**What is being asked**
A single number is the answer: the count of lines below that contain "this".

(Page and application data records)
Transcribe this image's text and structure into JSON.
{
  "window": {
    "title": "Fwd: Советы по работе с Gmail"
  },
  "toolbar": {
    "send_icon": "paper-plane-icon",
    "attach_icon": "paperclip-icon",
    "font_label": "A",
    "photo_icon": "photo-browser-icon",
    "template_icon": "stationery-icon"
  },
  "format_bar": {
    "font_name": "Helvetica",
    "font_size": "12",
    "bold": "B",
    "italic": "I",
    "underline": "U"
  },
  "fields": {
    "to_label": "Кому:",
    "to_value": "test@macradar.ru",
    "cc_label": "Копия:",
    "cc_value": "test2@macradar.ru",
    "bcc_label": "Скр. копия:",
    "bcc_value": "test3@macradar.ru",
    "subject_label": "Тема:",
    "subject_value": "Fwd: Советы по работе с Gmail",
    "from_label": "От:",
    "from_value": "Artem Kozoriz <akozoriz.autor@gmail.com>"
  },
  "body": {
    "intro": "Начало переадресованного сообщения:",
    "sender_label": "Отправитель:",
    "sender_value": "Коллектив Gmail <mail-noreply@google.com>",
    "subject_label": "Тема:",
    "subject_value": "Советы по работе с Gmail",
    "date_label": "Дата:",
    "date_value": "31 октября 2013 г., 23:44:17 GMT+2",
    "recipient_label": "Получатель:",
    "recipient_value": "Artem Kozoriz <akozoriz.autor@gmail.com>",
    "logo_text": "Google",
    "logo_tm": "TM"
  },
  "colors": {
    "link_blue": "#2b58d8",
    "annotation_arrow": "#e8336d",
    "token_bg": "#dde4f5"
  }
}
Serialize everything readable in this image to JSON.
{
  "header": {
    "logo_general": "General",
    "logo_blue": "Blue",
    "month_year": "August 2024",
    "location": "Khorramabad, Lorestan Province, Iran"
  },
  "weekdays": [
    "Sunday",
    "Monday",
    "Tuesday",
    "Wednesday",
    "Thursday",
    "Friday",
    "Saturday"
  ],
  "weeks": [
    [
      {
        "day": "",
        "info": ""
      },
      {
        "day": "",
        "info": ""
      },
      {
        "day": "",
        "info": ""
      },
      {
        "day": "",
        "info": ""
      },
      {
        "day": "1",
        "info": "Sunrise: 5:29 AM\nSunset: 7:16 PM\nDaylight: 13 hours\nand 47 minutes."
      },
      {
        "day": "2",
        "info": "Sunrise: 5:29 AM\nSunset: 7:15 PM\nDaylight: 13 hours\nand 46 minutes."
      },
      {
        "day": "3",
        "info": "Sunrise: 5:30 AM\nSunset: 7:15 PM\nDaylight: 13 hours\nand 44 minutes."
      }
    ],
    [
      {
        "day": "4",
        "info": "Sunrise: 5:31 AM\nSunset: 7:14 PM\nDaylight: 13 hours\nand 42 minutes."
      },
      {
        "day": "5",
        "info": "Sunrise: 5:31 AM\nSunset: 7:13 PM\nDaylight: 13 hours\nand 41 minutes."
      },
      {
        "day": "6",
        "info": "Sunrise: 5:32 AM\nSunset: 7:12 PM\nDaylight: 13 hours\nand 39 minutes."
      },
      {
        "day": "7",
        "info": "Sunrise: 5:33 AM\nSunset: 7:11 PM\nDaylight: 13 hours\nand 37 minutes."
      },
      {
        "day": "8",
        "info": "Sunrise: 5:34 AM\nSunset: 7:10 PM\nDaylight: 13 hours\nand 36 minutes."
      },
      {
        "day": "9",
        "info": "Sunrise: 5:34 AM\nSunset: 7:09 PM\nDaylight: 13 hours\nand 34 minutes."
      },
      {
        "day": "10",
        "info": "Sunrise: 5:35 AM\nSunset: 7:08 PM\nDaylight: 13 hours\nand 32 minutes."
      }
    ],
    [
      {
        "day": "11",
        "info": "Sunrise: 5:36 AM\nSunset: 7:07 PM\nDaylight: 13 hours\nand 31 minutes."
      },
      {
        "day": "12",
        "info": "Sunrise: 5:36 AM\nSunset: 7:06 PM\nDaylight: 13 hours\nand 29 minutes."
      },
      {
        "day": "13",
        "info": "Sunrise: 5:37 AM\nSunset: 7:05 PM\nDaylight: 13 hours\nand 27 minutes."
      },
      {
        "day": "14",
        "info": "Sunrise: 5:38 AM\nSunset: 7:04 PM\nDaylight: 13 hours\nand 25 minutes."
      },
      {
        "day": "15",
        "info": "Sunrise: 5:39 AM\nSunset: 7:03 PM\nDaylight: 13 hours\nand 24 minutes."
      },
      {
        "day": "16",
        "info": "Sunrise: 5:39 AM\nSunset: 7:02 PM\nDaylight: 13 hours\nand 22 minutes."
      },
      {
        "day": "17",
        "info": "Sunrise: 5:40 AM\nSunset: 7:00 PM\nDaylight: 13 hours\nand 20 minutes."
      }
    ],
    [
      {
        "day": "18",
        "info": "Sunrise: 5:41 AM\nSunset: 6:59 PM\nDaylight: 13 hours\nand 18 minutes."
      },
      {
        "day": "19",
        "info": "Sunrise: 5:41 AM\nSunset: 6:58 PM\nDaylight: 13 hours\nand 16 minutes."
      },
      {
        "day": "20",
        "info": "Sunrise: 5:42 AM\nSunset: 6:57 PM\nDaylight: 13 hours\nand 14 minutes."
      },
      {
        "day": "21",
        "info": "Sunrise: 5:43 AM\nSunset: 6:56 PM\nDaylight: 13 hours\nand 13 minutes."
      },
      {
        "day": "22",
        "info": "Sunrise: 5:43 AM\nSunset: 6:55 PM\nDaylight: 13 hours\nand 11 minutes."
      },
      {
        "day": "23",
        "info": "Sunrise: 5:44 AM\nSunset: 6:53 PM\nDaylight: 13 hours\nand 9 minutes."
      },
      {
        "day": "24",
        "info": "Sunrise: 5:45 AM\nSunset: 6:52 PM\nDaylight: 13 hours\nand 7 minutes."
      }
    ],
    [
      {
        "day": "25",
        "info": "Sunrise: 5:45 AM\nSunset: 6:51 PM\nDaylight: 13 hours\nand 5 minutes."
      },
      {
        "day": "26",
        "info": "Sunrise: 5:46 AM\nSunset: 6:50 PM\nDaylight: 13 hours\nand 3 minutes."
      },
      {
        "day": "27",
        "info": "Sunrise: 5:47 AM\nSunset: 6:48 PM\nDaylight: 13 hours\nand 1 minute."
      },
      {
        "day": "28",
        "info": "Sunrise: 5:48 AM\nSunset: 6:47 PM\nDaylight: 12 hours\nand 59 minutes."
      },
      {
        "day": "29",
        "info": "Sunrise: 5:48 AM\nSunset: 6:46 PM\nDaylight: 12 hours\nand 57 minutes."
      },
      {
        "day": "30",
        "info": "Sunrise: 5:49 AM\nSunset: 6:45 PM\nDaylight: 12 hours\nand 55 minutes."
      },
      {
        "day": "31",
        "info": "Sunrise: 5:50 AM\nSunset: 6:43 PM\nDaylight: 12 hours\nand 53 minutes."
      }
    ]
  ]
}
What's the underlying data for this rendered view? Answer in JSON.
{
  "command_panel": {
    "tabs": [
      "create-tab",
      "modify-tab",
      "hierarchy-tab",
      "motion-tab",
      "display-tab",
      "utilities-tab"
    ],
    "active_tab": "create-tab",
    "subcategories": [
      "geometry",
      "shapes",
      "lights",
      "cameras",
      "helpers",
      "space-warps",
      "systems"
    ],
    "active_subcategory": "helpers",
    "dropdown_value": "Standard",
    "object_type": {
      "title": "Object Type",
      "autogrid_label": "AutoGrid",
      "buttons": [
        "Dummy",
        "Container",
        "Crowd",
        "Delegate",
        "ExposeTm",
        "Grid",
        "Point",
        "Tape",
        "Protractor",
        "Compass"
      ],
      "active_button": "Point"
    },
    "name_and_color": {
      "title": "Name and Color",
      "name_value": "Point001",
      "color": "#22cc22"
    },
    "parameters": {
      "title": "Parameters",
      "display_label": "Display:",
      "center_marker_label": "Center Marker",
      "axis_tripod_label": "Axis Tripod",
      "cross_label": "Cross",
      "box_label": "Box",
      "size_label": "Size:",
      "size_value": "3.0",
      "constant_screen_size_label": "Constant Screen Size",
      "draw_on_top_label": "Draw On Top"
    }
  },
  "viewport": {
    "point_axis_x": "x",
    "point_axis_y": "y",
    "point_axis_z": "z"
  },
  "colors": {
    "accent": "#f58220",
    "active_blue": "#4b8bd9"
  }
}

**Expected answer**
3